Your assignment:
In the entries below, how many lines contain the word "compliance"? State the number and nothing more.

Extracted data:
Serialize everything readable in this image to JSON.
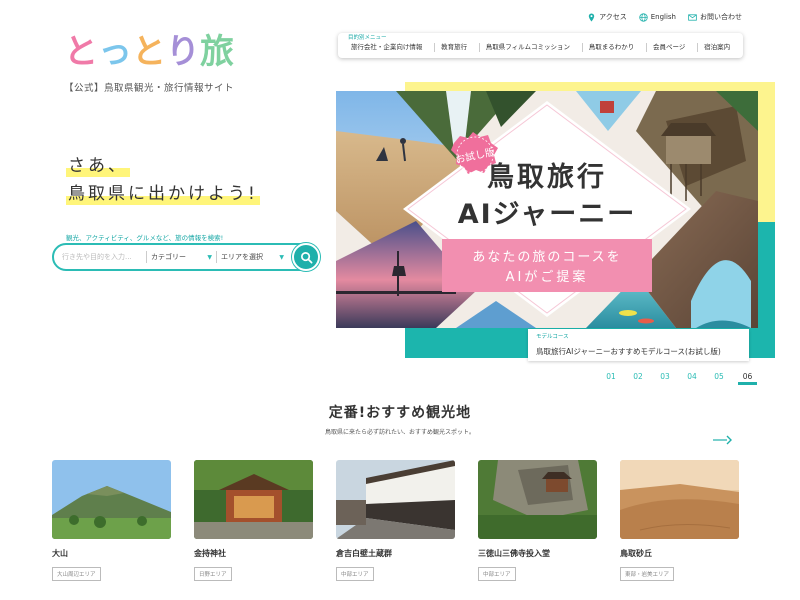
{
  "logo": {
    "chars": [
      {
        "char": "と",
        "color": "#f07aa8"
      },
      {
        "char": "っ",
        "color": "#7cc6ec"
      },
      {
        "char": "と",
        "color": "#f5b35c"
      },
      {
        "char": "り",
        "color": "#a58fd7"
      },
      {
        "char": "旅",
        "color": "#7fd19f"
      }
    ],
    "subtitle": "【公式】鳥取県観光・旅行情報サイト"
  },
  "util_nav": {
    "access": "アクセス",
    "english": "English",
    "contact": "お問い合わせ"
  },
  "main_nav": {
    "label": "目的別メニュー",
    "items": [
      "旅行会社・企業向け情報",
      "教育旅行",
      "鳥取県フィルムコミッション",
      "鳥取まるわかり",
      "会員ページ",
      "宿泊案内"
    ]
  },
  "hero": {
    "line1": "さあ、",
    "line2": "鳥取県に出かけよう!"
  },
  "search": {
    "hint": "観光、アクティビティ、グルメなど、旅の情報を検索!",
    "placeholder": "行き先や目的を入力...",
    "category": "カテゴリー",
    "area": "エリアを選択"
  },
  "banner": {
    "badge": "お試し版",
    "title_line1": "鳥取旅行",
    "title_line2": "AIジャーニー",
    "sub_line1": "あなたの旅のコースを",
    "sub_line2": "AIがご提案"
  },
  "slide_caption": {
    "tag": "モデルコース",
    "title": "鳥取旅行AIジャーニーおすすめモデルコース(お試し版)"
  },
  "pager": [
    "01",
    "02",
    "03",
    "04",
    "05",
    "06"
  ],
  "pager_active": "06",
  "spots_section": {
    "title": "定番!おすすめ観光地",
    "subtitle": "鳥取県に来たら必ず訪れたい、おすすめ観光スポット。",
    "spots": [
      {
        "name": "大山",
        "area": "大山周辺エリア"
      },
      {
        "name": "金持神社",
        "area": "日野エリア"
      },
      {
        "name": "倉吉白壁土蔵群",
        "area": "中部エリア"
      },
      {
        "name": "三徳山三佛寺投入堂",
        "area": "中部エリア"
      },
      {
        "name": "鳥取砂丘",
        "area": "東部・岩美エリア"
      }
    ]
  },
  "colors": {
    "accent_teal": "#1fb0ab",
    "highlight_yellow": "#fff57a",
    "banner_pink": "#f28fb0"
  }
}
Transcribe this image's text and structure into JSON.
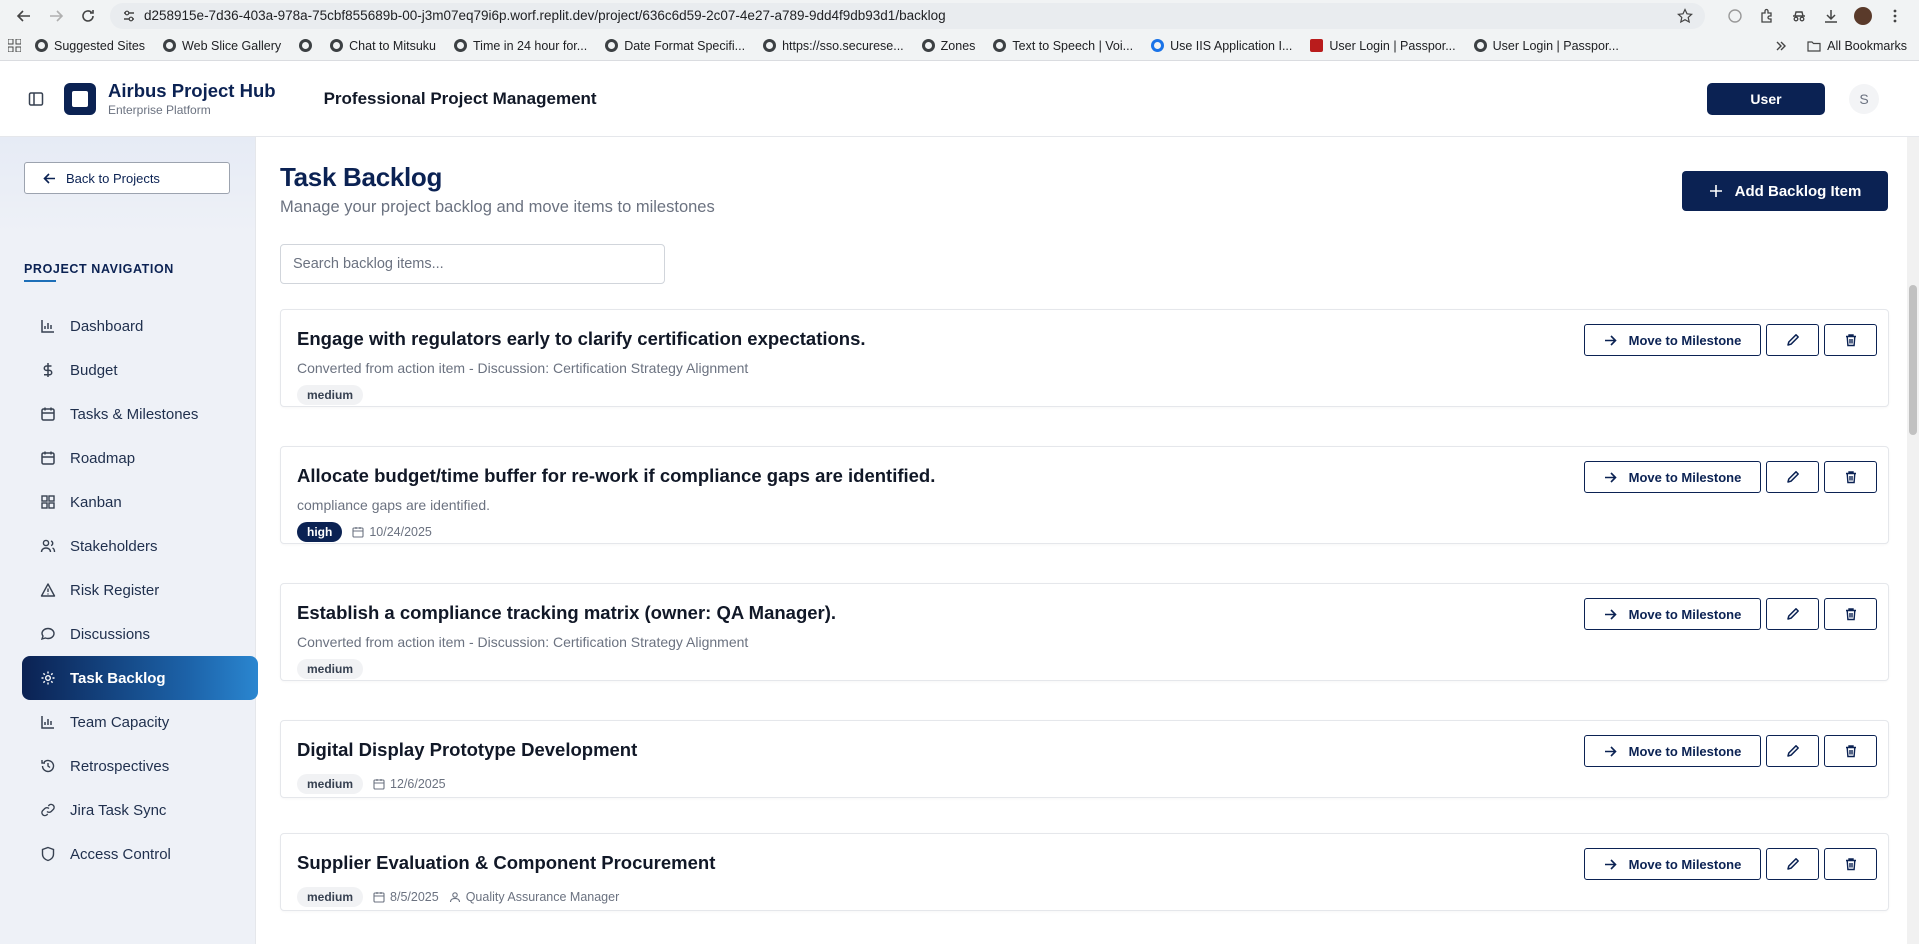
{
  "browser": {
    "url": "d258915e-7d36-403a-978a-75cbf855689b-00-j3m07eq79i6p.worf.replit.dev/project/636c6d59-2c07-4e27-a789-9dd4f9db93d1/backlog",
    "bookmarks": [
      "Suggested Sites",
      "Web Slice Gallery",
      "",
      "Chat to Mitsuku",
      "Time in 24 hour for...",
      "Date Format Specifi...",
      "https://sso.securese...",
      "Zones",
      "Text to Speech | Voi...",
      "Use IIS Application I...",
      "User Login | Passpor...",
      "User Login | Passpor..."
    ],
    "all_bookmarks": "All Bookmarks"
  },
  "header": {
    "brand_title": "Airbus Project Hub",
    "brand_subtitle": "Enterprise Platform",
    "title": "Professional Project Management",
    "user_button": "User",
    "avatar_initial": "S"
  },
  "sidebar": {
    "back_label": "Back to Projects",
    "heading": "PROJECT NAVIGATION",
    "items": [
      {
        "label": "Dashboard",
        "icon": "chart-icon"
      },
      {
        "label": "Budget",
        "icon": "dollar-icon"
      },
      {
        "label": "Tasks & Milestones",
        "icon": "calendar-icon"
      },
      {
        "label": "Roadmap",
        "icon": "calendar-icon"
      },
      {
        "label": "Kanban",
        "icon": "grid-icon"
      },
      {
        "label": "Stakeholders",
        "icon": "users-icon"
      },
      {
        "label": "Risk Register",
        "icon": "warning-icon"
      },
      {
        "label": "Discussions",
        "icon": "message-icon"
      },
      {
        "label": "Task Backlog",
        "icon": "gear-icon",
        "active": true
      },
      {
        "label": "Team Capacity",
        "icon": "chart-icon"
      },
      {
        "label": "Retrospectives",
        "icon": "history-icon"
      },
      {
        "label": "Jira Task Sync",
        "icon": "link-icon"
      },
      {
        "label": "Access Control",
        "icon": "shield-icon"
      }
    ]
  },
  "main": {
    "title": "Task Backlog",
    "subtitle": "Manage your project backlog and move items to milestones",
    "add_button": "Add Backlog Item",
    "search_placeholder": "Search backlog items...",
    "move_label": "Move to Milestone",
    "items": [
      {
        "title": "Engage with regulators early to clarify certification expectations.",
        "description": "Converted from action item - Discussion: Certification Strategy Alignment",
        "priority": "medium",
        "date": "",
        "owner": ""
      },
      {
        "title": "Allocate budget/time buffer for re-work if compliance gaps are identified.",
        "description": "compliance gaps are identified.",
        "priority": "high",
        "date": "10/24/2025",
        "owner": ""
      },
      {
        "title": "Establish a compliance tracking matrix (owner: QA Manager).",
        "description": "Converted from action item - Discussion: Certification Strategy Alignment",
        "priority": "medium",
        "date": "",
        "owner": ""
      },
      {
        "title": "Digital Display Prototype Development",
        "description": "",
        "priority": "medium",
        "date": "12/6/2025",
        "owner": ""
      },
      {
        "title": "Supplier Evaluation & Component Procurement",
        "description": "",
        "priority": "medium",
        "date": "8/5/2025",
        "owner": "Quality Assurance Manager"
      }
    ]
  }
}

Result of the task:
3